The question has arisen after a school in Sichuan province had its signboard engraved with the words “Sichuan Tobacco Project Hope Primary School”. A slogan engraved on another board goes: “Aspire to contribute to society/Tobacco helps you become a talent.” The reason is the school was built with money from China Tobacco.
The controversial signboards have given rise to a debate on whether tobacco manufacturers should be allowed to sponsor education. Some strongly oppose it because they believe that it is against the stipulation that no cigarettes be sold to youngsters under the age of 18. By inserting such words as tobacco in the title of schools, cigarette manufacturers are actually promoting smoking among children.
This argument does not make the distinction between two things: Tobacco manufacturers’ social responsibility to donate to education or other causes of public welfare, and the limits on their right to promote their products.
Obviously, there is nothing wrong in tobacco manufacturers aiding education or other public welfare. All enterprises that thrive on people’s money must fulfill their social responsibility. Tobacco firms should be no exception and they should not be barred from contributing to social welfare simply because the cigarettes they produce are harmful to smokers’ health.
Whether they should promote themselves in one way or another by making donations is another question. And it is indeed problematic when it comes to education.
As all know, tobacco usage among teenagers is a great concern since 15 million of the total of 130 million teenagers smoke. It is definitely necessary to keep this group of people away from the influence of tobacco.
The issue is whether tobacco firms explicitly promote smoking among students when they offer aid to the building of a school. The slogan “Tobacco helps you become a talent” is clearly inappropriate for primary school students.
There should be specific stipulations to ban explicit promotion of tobacco when it comes to contribution to social welfare by tobacco firms. The rule that all cigarette packs must carry the warning “smoking is harmful to health” may also apply in this matter.
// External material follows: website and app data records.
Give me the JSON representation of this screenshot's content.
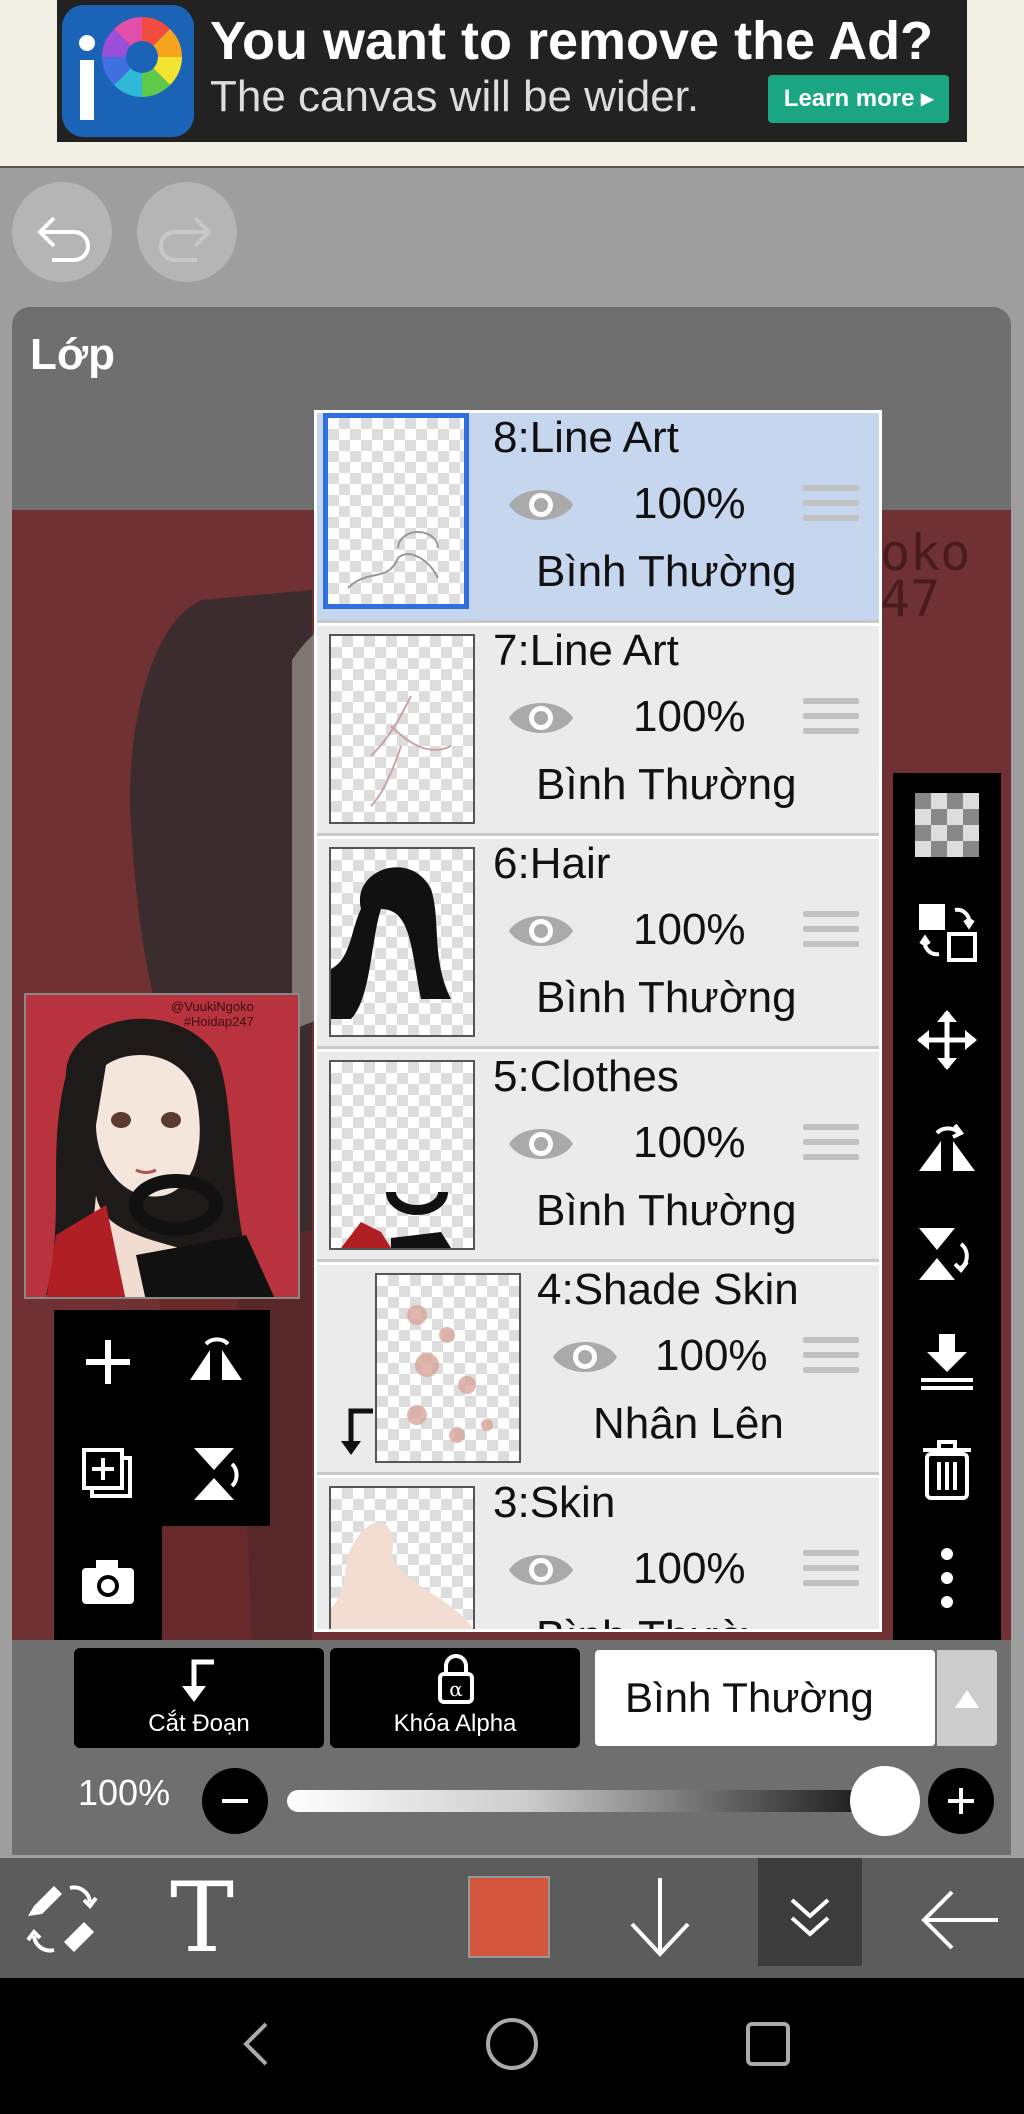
{
  "ad": {
    "title": "You want to remove the Ad?",
    "subtitle": "The canvas will be wider.",
    "cta": "Learn more ▸"
  },
  "panel": {
    "title": "Lớp"
  },
  "layers": [
    {
      "name": "8:Line Art",
      "opacity": "100%",
      "blend": "Bình Thường",
      "selected": true
    },
    {
      "name": "7:Line Art",
      "opacity": "100%",
      "blend": "Bình Thường"
    },
    {
      "name": "6:Hair",
      "opacity": "100%",
      "blend": "Bình Thường"
    },
    {
      "name": "5:Clothes",
      "opacity": "100%",
      "blend": "Bình Thường"
    },
    {
      "name": "4:Shade Skin",
      "opacity": "100%",
      "blend": "Nhân Lên",
      "clipped": true
    },
    {
      "name": "3:Skin",
      "opacity": "100%",
      "blend": "Bình Thườ..."
    }
  ],
  "controls": {
    "clip_label": "Cắt Đoạn",
    "alpha_lock_label": "Khóa Alpha",
    "blend_mode": "Bình Thường",
    "opacity_label": "100%",
    "opacity_value": 1.0
  },
  "preview": {
    "watermark_line1": "@VuukiNgoko",
    "watermark_line2": "#Hoidap247"
  },
  "colors": {
    "current_color": "#d2573c",
    "canvas_bg": "#b8333d",
    "selected_layer": "#c7d6ef"
  }
}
There should be no problem in a school being called Tobacco Project Hope Primary School, but there must be a line under it stating that smoking is harmful to health. Then the school signboard will turn out to be a warning to teenagers.
Of course, leaving no, or little, room for tobacco firms to promote their products will quite probably dampen their enthusiasm to make donations. But it is much better than allowing them to promote their brands simply because of the money they provide.
They are welcome to contribute to social welfare but there should be no strings attached. Their contribution to social welfare can be considered as redemption because their prosperity is at the cost of people’s health.